Copy the result of filtering the entries below for lines that include the string "kostis".

* _RECORDED INFORMATION_:
>>>>>

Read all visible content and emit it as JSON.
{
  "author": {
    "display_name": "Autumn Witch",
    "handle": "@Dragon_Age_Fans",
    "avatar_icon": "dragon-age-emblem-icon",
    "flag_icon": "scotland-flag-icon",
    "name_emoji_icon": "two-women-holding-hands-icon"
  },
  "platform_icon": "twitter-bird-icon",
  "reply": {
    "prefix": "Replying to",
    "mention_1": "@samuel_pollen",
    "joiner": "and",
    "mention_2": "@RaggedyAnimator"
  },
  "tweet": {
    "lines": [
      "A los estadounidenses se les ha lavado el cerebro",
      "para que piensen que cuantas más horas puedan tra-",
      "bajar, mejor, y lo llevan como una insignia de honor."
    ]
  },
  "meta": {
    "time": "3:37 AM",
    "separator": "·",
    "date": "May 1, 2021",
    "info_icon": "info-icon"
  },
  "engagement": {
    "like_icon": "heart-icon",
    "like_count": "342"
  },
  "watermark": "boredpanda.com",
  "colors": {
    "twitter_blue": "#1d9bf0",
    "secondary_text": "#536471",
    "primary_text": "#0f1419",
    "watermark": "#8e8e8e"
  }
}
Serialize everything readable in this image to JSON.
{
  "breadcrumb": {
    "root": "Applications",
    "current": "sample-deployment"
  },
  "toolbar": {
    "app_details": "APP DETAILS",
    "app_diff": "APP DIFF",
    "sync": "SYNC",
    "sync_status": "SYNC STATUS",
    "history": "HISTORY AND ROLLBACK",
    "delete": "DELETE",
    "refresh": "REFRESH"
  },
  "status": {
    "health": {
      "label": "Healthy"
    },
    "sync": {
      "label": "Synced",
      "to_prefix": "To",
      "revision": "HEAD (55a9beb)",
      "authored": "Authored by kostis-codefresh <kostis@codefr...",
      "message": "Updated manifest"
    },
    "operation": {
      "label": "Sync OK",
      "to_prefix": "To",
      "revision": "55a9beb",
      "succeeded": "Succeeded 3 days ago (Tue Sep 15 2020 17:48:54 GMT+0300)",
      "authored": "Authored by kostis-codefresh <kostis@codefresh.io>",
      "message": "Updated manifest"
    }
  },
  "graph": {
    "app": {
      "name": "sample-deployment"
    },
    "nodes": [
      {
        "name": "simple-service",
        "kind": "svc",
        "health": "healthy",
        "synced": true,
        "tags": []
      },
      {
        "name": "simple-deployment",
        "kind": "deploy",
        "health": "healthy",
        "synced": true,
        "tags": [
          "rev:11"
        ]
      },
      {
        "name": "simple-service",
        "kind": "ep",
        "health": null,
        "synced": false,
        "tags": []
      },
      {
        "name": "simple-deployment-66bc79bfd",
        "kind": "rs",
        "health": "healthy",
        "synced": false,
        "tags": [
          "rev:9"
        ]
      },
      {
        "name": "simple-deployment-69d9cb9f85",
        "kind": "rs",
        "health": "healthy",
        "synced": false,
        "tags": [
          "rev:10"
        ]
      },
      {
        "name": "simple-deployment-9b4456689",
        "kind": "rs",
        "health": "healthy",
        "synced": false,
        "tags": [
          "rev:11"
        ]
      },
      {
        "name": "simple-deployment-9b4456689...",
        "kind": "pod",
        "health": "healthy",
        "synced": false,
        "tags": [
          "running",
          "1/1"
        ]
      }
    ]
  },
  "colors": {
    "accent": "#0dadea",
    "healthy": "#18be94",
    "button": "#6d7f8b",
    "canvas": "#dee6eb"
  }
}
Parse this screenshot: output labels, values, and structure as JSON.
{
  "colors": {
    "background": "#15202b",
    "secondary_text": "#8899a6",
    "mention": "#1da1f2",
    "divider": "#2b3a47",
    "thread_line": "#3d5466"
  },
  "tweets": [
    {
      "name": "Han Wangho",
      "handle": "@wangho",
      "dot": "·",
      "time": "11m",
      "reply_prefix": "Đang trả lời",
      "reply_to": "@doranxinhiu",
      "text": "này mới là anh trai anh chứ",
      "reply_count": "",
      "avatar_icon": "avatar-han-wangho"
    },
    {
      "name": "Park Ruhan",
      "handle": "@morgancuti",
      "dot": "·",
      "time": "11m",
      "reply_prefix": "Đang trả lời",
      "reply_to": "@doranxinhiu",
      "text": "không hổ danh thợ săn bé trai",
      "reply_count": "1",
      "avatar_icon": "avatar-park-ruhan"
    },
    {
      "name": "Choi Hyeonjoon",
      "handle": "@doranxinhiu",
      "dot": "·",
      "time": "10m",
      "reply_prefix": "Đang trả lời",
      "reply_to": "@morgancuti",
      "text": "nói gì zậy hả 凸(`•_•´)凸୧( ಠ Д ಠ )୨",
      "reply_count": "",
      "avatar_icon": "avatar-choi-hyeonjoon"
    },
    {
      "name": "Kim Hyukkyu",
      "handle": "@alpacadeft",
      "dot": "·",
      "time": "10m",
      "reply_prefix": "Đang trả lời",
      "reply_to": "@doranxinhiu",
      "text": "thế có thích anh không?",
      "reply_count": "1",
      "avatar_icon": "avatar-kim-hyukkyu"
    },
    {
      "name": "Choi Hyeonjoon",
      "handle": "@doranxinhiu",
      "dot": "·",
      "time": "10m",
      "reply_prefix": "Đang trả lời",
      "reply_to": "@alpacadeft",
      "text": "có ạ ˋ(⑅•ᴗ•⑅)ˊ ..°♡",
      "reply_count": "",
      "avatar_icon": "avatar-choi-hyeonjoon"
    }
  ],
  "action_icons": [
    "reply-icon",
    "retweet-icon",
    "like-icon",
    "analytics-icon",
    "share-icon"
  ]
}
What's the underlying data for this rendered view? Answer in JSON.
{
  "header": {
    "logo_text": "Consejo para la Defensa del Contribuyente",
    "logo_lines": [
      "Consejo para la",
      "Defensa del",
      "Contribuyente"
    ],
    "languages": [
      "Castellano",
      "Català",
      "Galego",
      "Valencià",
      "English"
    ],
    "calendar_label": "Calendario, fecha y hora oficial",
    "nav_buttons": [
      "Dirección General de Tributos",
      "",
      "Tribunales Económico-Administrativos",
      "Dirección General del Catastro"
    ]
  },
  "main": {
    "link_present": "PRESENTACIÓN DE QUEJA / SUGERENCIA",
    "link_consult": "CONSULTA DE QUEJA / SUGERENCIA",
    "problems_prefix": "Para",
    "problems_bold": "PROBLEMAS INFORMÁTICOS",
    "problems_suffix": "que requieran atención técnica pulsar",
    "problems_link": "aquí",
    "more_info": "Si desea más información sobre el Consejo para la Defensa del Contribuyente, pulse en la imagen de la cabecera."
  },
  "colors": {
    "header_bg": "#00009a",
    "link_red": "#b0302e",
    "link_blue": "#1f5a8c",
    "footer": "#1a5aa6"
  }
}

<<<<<

* _RESULT OF THIS EXERCISE_:
      "authored": "Authored by kostis-codefresh <kostis@codefr...",
      "authored": "Authored by kostis-codefresh <kostis@codefresh.io>",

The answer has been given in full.